Genes predict the brain’s reaction to smoking Have you ever wondered why some people find it so much easier to stop smoking than others? New research shows that vulnerability to smoking addiction is shaped by our genes. A study from the Montreal Neurological Institute and Hospital - The Neuro, McGill University shows that people with genetically fast nicotine metabolism have a significantly greater brain response to smoking cues than those with slow nicotine metabolism.
Have you ever wondered why some people find it so much easier to stop smoking than others? New research shows that vulnerability to smoking addiction is shaped by our genes. A study from the Montreal Neurological Institute and Hospital - The Neuro, McGill University shows that people with genetically fast nicotine metabolism have a significantly greater brain response to smoking cues than those with slow nicotine metabolism. Previous research shows that greater reactivity to smoking cues predicts decreased success at smoking cessation and that environmental cues promote increased nicotine intake in animals and humans. This new finding that nicotine metabolism rates affect the brain’s response to smoking may lead the way for tailoring smoking cessation programs based on individual genetics.<!--break-->
Two projects led by McGill professors are among the 17 that will receive a total of $28 million over six years to help science and engineering graduates add job skills to their academic achievements, thanks to the Natural Sciences and Engineering Research Council of Canada’s (NSERC) CREATE program.
Creativity, teamwork, determination (possibly accompanied by blood, sweat and tears) are some of the skills honed by grade 6 – 8 students participating in the All Science Challenge, a unique, one-day, highly charged competition hosted by Let’s Talk Science on May 25 at The Neuro- the Montreal Neurological Institute and Hospital of McGill University and the McGill University Health Centre.
“Don’t be safe, be brilliant” a saying by philosopher George Santayana was a favourite of world-renowned scientist Dr. David Colman, late director of the Montreal Neurological Institute and Hospital at McGill University and McGill University Health Centre.
More than 50 members of The Neuro's staff are conducting laboratory and clinical studies related to MS. They employ the finest scientific equipment--from brain imaging scanners to the latest cell biology tools-to study the disease in all its aspects and at every stage. The Neuro's basic scientists and clinical physicians cooperate closely to translate research into patient therapies.
Now, a new review of human brain imaging studies published by Cell Press in the journal Trends in Endocrinology and Metabolism suggests that a major reason for the dramatic increase in obesity may be a heightened sensitivity to heavily advertised and easily accessible high-calorie foods.
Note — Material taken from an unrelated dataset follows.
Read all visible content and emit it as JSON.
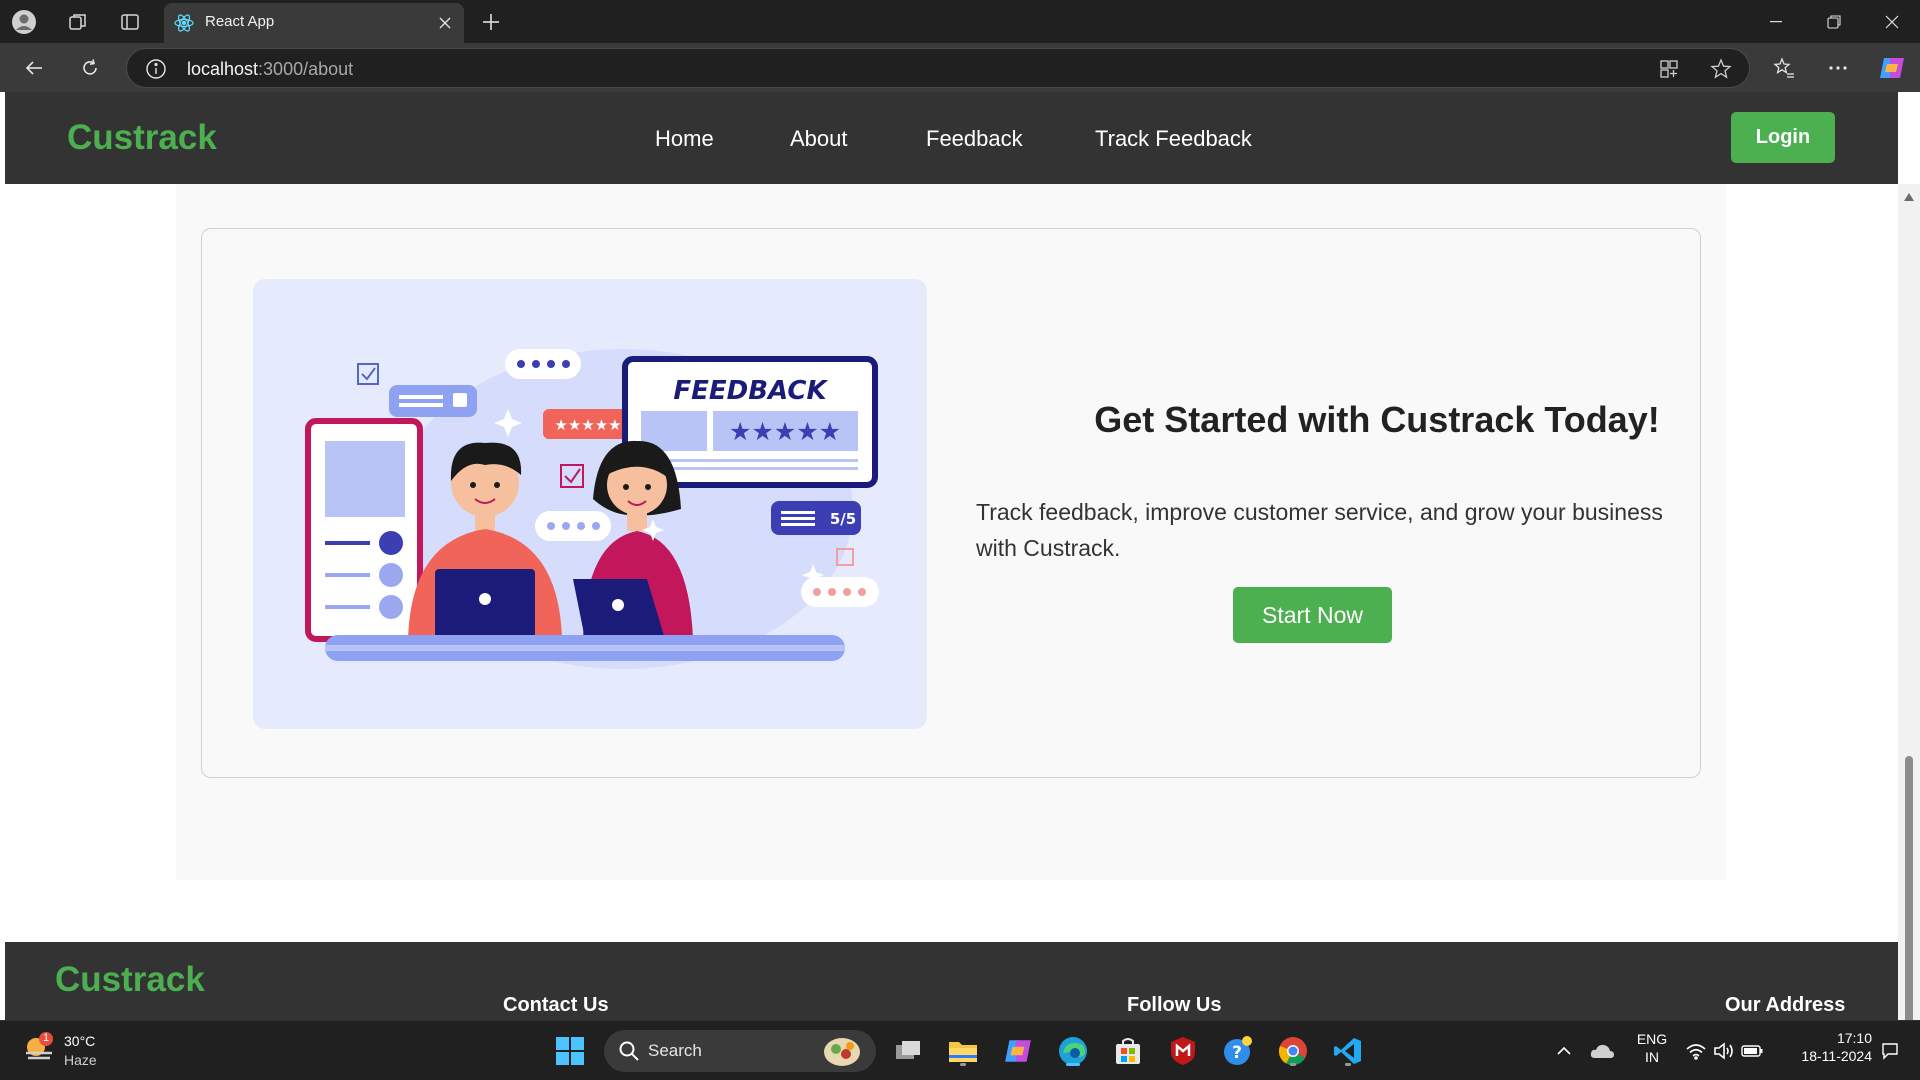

A cholesterol drug commonly prescribed to reduce cardiovascular disease risk restores blood vessel function in a mouse model of Alzheimer’s disease, according to a study in the April 4 issue of The Journal of Neuroscience.
The Neuro gained international renown as a centre of advanced epilepsy research and treatment thanks to the work of Dr. Penfield and such colleagues as the surgeon, Theodore Rasmussen, and the pioneer in electroencephalography (EEG), Herbert Jasper. Their illustrious example has inspired groundbreaking epilepsy research and treatment at the Neuro for more than 70 years.
A collaborative study by scientists at Baylor College of Medicine (BCM) and the Montreal Neurological Institute of McGill University, and published March 20 in the online, open access journal PLoS Biology, has discovered that mutations in the same gene that encodes part of the vital machinery of the mitochondrion can cause neurodegenerative disorders in both fruit flies and humans.